The University of South Carolina's Jory Fleming with his service dog, Daisy. He suspects he won't be the first Rhodes Scholar dealing with autism, a condition that's not always obvious. (Courtesy photo)

Newly selected Rhodes Scholar Jory Fleming is the most honored student in the University of South Carolina’s 215-year history. The 22-year-old geography and marine science major has perfect grades and has won three other prestigious awards.

Every Rhodes Scholar has sterling credentials. What sets Fleming apart is that he is autistic. He also has a metabolic disorder.

Autism, or autism spectrum disorder, is the name for a wide range of disorders that make it difficult to communicate, make eye contact and engage with other people. It’s a mild impairment for some, severe for others.

“I was diagnosed when I was really little,” said Fleming, whose mother abandoned plans to practice medicine and home-schooled him. At first “Mom would be there teaching, but starting in middle school and especially high school it was all independent learning.”

And he started to come out of his shell, taking some classes with other home-schoolers and joining their Shakespeare drama club. His favorite role: playing in the bumbling troupe in “A Midsummer Night’s Dream.”

The inhibitions are still there. “I’ll never find a big social setting enjoyable. But at a certain point my thinking changed. The positives outweighed the negative.”

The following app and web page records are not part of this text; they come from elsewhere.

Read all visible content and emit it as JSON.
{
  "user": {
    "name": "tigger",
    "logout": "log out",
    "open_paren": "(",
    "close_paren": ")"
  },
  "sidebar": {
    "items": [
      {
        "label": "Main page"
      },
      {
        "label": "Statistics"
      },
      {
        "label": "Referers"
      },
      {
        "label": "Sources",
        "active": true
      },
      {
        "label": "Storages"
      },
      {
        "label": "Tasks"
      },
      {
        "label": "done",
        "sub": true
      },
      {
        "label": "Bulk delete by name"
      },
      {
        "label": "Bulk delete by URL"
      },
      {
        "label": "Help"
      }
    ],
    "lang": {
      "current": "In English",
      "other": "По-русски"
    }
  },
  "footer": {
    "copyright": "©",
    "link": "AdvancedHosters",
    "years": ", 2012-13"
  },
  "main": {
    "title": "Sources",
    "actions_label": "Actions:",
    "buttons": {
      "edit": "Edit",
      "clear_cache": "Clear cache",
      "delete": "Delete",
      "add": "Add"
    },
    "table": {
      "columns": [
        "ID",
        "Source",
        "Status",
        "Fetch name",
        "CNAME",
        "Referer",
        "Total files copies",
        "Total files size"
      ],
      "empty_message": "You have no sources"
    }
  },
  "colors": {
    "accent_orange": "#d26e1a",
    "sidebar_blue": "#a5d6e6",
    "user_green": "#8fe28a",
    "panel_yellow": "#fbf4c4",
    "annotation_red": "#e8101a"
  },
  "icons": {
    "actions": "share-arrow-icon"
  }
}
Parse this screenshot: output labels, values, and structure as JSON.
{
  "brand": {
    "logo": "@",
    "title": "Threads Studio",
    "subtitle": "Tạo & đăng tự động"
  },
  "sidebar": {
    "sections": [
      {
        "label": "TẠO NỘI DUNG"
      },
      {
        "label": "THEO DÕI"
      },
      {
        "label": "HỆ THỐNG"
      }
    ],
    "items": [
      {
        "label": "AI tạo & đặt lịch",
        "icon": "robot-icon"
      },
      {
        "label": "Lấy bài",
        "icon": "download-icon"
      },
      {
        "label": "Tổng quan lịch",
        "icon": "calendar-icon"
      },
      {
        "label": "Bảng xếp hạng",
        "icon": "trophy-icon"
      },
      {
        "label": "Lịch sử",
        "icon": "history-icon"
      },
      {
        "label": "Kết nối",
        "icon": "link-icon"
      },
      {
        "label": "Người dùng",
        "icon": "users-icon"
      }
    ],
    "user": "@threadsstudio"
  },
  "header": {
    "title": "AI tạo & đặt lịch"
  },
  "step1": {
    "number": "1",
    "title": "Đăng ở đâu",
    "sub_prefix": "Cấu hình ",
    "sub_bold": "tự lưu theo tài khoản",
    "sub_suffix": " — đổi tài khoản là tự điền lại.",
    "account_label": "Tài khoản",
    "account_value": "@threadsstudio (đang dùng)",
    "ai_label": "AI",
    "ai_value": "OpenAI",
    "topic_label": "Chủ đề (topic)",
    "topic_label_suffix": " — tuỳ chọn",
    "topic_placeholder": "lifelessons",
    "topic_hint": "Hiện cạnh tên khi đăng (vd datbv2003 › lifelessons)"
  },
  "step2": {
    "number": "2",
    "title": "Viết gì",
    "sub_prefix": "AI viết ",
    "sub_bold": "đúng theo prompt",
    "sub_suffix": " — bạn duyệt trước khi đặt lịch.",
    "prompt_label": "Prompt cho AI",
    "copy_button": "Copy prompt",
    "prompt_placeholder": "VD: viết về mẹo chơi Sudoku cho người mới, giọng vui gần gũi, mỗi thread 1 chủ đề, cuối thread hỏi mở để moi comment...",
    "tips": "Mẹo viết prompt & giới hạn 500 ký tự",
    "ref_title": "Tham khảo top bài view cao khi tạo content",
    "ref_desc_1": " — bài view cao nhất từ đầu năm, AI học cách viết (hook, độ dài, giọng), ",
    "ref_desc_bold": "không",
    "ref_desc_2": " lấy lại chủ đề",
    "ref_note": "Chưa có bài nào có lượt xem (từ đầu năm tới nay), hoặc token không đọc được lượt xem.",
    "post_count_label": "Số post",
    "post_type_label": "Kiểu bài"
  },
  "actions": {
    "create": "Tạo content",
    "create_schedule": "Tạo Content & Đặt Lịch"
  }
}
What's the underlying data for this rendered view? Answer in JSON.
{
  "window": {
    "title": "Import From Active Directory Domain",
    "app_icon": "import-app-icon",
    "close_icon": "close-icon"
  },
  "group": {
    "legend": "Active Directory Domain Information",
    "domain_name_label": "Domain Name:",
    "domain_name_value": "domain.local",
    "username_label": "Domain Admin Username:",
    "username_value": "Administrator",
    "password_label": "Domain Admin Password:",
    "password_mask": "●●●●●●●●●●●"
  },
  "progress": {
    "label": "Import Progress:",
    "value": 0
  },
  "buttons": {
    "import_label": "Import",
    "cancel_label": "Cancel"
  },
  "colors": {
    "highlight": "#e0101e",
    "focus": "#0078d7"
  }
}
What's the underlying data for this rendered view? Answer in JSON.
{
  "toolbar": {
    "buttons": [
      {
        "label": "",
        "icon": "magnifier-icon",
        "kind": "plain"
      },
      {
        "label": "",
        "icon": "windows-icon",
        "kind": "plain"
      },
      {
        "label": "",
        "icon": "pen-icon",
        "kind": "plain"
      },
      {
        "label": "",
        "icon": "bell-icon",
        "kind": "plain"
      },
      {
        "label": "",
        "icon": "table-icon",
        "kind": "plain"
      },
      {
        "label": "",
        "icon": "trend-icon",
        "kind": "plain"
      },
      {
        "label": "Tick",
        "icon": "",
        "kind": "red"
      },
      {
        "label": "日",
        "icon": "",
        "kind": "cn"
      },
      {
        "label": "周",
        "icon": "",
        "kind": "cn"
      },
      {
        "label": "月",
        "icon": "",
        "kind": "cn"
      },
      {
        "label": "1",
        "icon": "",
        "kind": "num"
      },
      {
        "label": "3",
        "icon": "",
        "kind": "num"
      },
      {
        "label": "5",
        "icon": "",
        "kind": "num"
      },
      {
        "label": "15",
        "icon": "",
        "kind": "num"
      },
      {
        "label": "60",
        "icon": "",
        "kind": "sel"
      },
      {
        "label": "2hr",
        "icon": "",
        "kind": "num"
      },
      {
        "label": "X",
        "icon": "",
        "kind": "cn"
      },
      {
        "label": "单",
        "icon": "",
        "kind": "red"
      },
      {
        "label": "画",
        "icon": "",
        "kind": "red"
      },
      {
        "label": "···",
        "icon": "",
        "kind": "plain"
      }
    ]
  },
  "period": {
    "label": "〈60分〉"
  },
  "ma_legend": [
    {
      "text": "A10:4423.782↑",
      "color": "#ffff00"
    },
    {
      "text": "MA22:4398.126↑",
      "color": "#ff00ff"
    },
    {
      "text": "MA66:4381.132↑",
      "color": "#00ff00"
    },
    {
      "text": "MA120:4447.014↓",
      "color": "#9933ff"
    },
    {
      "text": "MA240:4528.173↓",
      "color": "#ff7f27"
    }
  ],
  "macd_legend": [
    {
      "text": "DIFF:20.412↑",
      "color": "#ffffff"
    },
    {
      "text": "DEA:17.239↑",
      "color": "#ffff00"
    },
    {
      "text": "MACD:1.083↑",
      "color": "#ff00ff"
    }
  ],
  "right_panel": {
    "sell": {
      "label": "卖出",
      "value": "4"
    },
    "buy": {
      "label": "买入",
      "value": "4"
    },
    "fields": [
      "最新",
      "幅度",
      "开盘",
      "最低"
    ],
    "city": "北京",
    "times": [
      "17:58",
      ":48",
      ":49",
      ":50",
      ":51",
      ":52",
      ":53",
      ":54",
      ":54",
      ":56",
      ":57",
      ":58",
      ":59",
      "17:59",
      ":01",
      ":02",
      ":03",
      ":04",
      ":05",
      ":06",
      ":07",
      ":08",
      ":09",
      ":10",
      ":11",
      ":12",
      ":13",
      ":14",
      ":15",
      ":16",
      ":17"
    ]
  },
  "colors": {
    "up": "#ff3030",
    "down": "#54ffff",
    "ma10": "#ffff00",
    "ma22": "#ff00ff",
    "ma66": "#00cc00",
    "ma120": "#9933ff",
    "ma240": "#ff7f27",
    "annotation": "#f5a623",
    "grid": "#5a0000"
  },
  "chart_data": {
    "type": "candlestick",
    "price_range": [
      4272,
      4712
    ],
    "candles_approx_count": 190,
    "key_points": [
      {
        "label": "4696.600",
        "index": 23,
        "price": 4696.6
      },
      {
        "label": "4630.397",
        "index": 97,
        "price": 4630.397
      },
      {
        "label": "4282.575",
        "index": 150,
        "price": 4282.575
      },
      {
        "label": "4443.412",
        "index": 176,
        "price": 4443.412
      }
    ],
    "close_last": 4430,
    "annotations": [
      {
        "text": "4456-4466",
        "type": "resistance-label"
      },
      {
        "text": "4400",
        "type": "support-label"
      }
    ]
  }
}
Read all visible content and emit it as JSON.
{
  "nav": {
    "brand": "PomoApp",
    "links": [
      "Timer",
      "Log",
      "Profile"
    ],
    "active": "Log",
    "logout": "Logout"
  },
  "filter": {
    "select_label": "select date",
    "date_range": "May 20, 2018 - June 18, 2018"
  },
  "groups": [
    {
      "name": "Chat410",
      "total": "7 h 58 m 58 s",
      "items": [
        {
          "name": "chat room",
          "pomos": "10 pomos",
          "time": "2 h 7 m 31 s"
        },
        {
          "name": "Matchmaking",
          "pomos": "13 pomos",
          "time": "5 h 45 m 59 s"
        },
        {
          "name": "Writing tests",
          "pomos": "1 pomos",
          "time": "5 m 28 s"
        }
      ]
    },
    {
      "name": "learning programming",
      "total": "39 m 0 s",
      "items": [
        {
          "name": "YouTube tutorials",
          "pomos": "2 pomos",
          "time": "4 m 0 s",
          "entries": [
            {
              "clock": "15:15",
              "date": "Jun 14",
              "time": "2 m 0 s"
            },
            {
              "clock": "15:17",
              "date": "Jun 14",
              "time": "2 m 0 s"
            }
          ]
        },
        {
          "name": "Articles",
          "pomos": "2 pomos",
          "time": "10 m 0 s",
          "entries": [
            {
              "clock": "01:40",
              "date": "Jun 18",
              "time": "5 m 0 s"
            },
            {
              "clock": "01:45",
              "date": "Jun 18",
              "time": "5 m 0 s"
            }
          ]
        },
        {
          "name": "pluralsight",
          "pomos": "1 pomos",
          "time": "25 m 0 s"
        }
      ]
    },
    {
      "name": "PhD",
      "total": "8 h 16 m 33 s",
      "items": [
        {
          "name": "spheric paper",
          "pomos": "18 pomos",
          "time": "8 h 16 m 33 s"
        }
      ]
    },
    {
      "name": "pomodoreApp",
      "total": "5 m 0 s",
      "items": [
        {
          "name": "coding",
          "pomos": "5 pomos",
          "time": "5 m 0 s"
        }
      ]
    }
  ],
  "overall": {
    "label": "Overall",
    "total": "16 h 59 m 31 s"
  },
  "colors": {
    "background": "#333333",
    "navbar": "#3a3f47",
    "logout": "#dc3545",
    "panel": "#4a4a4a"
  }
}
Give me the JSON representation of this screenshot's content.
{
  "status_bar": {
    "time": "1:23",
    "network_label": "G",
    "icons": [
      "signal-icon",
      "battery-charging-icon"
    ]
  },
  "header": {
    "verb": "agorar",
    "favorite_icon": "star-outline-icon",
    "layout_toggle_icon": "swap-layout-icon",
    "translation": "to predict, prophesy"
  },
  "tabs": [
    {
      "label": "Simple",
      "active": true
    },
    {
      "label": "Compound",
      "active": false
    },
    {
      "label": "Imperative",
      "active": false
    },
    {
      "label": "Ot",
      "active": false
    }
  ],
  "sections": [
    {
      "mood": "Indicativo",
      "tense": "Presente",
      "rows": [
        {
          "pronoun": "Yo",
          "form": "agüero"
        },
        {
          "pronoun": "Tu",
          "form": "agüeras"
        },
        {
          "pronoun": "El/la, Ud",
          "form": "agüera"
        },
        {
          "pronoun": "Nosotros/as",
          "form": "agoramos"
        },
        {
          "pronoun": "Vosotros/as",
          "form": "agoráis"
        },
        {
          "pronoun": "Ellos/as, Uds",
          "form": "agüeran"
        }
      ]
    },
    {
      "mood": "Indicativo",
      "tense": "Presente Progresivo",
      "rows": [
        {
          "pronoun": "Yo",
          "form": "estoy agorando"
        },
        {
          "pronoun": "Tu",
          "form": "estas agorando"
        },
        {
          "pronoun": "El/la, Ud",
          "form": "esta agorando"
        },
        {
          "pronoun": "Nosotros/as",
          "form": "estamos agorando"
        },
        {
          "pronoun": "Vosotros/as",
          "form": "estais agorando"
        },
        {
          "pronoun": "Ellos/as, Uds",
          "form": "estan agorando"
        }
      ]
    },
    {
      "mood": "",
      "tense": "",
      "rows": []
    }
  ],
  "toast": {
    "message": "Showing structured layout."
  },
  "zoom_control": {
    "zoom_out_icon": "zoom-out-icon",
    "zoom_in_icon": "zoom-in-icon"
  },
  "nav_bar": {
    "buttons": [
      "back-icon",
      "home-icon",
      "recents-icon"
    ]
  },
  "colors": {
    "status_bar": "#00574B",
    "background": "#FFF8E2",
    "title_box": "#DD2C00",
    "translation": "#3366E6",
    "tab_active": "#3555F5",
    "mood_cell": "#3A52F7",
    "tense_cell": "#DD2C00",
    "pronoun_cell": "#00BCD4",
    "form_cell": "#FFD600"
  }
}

Geography professor Jean Ellis, his academic adviser, steered Fleming to apply for a Hollings internship at the National Oceanic and Atmospheric Administration. Goldman and Truman scholarships followed, then the Rhodes.

Ellis recognized Fleming’s potential from the start. “I looked at him for everything he was, not for any of his learning disabilities,” Ellis said. It was quickly evident he could absorb voluminous amounts of information in a way other students could not match. “He has everything — so intelligent and yet so personable and modest.”

Fleming’s service dog, a Labrador named Daisy, will accompany him to the University of Oxford.

Before the Rhodes, “nobody knew my name, but everybody knew Daisy’s,” he said. “I got to talk with lots of students who were homesick for their dogs.”

Now he’s a celebrity, honored at halftime of a university basketball game with a jersey and autographed football helmet.

Once only close friends knew he was autistic. “It was never a conversation topic, like, ‘Oh, hey, I have autism. How are you today?'” he said. “It’s that way for many people with autism. They either don’t display visible signs or, like me, are really good about controlling them in public.’

Fleming, who aims to earn a doctorate after a master’s degree at Oxford, sees a lesson in his story for everyone, not just those with disabilities.

“The reason I won is because I applied. It sounds simple, but you’re never going to win anything if you don’t stick your foot out there and try something new,” he said.

“Most of the time it ends up in rejection, but sometimes it ends up the other way. If you don’t take that step, you’ll never find out.”

He joins 31 Americans and 64 from other countries recently selected for the scholarship that mining magnate Cecil Rhodes endowed in 1902.